Rainsville, Alabama (PRWEB) February 02, 2014
One of the great American success stories is how the country delivered on a commitment to take electricity and telecommunications service into rural America. A professional services firm in North Alabama is celebrating 18 years of helping these utilities tell their stories through publications, advertising and public relations.
WordSouth — A Content Marketing Company was formed on New Years Day of 1996. What began as a two-person operation in a small, spare bedroom has grown into a company that is helping rural utilities across several states to educate, inform and engage their consumers through content marketing.

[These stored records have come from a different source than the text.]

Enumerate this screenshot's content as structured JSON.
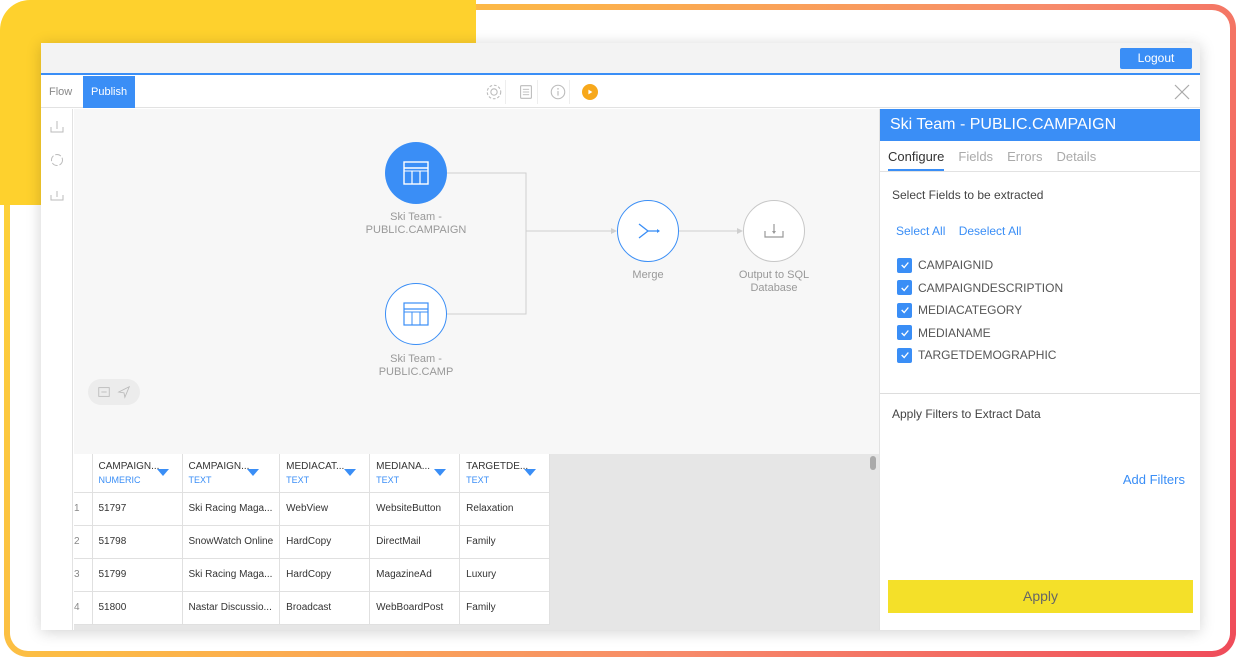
{
  "header": {
    "logout_label": "Logout"
  },
  "toolbar": {
    "tabs": [
      {
        "label": "Flow"
      },
      {
        "label": "Publish"
      }
    ],
    "icons": [
      "settings-icon",
      "document-icon",
      "info-icon",
      "run-icon",
      "close-icon"
    ]
  },
  "side_tools": [
    "upload-icon",
    "refresh-icon",
    "download-icon"
  ],
  "flow": {
    "nodes": [
      {
        "label_line1": "Ski Team -",
        "label_line2": "PUBLIC.CAMPAIGN"
      },
      {
        "label_line1": "Ski Team -",
        "label_line2": "PUBLIC.CAMP"
      },
      {
        "label_line1": "Merge",
        "label_line2": ""
      },
      {
        "label_line1": "Output to SQL",
        "label_line2": "Database"
      }
    ]
  },
  "grid": {
    "columns": [
      {
        "name": "CAMPAIGN...",
        "type": "NUMERIC"
      },
      {
        "name": "CAMPAIGN...",
        "type": "TEXT"
      },
      {
        "name": "MEDIACAT...",
        "type": "TEXT"
      },
      {
        "name": "MEDIANA...",
        "type": "TEXT"
      },
      {
        "name": "TARGETDE...",
        "type": "TEXT"
      }
    ],
    "rows": [
      {
        "num": "1",
        "cells": [
          "51797",
          "Ski Racing Maga...",
          "WebView",
          "WebsiteButton",
          "Relaxation"
        ]
      },
      {
        "num": "2",
        "cells": [
          "51798",
          "SnowWatch Online",
          "HardCopy",
          "DirectMail",
          "Family"
        ]
      },
      {
        "num": "3",
        "cells": [
          "51799",
          "Ski Racing Maga...",
          "HardCopy",
          "MagazineAd",
          "Luxury"
        ]
      },
      {
        "num": "4",
        "cells": [
          "51800",
          "Nastar Discussio...",
          "Broadcast",
          "WebBoardPost",
          "Family"
        ]
      }
    ]
  },
  "panel": {
    "title": "Ski Team - PUBLIC.CAMPAIGN",
    "tabs": [
      {
        "label": "Configure"
      },
      {
        "label": "Fields"
      },
      {
        "label": "Errors"
      },
      {
        "label": "Details"
      }
    ],
    "select_fields_title": "Select Fields to be extracted",
    "select_all": "Select All",
    "deselect_all": "Deselect All",
    "fields": [
      {
        "label": "CAMPAIGNID",
        "checked": true
      },
      {
        "label": "CAMPAIGNDESCRIPTION",
        "checked": true
      },
      {
        "label": "MEDIACATEGORY",
        "checked": true
      },
      {
        "label": "MEDIANAME",
        "checked": true
      },
      {
        "label": "TARGETDEMOGRAPHIC",
        "checked": true
      }
    ],
    "filters_title": "Apply Filters to Extract Data",
    "add_filters": "Add Filters",
    "apply_label": "Apply"
  },
  "colors": {
    "accent": "#3a8ef6",
    "apply": "#f4e029",
    "run": "#f7a81b",
    "frame_yellow": "#fed12d"
  }
}
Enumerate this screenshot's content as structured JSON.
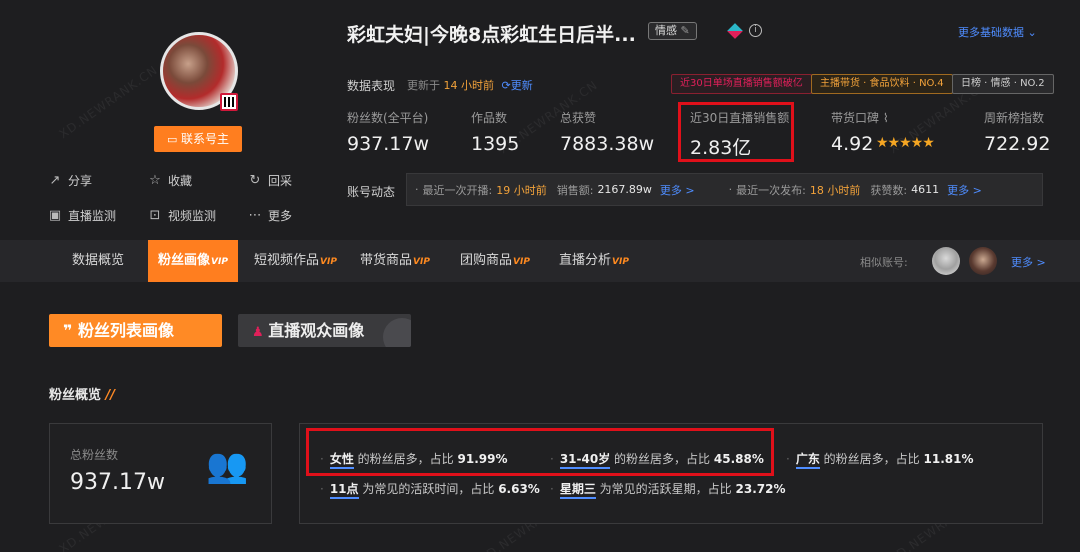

“Rural utilities have an incredibly powerful story to tell,” says Stephen V. Smith, who launched WordSouth alongside his wife, Michele. “Theirs is a human story, about the real lives they are making better through the services they deliver."
The discipline of content marketing has come to be recognized in recent years as a powerfully effective means of connecting with a target market. It centers around the idea of sharing content that is helpful, interesting and entertaining in an effort to engage consumers with a company's products, services or mission.
"Simply put, content marketing is about telling your story," says Smith. "Storytelling is the heart and soul of the mechanics of content marketing."
In the case of rural utilities, the stories are particularly compelling. "The companies who deliver broadband and electricity to America's rural communities have faced tremendous challenges in the past two decades — from rapid changes in technology and government regulations, to shifts in consumer demand," says Smith. "By sharing stories of how they are supporting and even reshaping the communities they serve, these companies are helping their consumers understand and participate in their efforts to build a better quality of life in rural America."
WordSouth's latest project is the Regional Telco Magazine, a consumer magazine for the rural telecommunications industry. Written, designed and produced by WordSouth, the magazine is mailed to the customers and prospects of those companies participating in the project.
Half of the 16-page magazine features industry news and content of regional interest. The other eight pages are customized for each utility, highlighting the people, businesses and community institutions who benefit from the services they provide. The telcos also use their local pages to share company announcements and promote their offerings.
“It’s a strong combination,” explains Smith. “Readers enjoy custom content from their hometown, plus a broader mix of news and features from across the country.”
The timing for such a publication is ideal. “Telcos need this type of publication now more than ever,” says Smith. “The business of delivering telephone, Internet and related services is being transformed. The independent and cooperative providers who serve America’s rural regions are feeling the pressure as new revenue models tighten budgets and realign priorities.”
Rural and independent telcos often serve regions with low consumer density, yet manage to provide advanced telecommunications services that promote economic development, enable small businesses to compete, support education and foster an improved quality of life.
Smith says after 18 years, the WordSouth team is more committed than ever to the company's mission. "Our clients have a mission of helping the people of rural America enjoy better lives," he says. "And our mission is to help them achieve that. Knowing you play a role in making that happen is something you can get excited about when you come to work each day."
Smith leads WordSouth as its president, while Michele directs the artistic efforts as creative director. The WordSouth team consists of six other awesome team members and a network of talented freelancers in several states.